## MATERIAL FOR THIS EXERCISE:
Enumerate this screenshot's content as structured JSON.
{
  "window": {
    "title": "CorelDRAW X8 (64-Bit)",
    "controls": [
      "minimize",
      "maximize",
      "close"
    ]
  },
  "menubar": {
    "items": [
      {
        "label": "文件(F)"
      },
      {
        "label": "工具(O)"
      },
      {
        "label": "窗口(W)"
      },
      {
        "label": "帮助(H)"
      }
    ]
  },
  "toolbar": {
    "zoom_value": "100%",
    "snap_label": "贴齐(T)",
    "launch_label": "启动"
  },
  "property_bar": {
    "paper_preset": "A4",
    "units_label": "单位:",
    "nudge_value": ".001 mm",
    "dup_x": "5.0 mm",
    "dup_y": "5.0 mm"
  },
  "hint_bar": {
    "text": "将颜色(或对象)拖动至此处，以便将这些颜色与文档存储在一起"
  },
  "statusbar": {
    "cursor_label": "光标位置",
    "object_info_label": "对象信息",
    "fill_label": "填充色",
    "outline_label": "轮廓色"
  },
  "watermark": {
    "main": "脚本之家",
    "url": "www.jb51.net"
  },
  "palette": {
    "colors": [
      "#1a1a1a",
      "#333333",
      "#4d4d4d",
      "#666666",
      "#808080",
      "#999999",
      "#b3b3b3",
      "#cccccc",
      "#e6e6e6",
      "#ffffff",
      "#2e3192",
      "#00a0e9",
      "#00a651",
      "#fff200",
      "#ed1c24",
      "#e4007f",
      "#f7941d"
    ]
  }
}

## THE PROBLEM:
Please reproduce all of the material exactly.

## WRITTEN ANSWER:
Enumerate this screenshot's content as structured JSON.
{
  "window": {
    "title": "CorelDRAW X8 (64-Bit)",
    "controls": [
      "minimize",
      "maximize",
      "close"
    ]
  },
  "menubar": {
    "items": [
      {
        "label": "文件(F)"
      },
      {
        "label": "工具(O)"
      },
      {
        "label": "窗口(W)"
      },
      {
        "label": "帮助(H)"
      }
    ]
  },
  "toolbar": {
    "zoom_value": "100%",
    "snap_label": "贴齐(T)",
    "launch_label": "启动"
  },
  "property_bar": {
    "paper_preset": "A4",
    "units_label": "单位:",
    "nudge_value": ".001 mm",
    "dup_x": "5.0 mm",
    "dup_y": "5.0 mm"
  },
  "hint_bar": {
    "text": "将颜色(或对象)拖动至此处，以便将这些颜色与文档存储在一起"
  },
  "statusbar": {
    "cursor_label": "光标位置",
    "object_info_label": "对象信息",
    "fill_label": "填充色",
    "outline_label": "轮廓色"
  },
  "watermark": {
    "main": "脚本之家",
    "url": "www.jb51.net"
  },
  "palette": {
    "colors": [
      "#1a1a1a",
      "#333333",
      "#4d4d4d",
      "#666666",
      "#808080",
      "#999999",
      "#b3b3b3",
      "#cccccc",
      "#e6e6e6",
      "#ffffff",
      "#2e3192",
      "#00a0e9",
      "#00a651",
      "#fff200",
      "#ed1c24",
      "#e4007f",
      "#f7941d"
    ]
  }
}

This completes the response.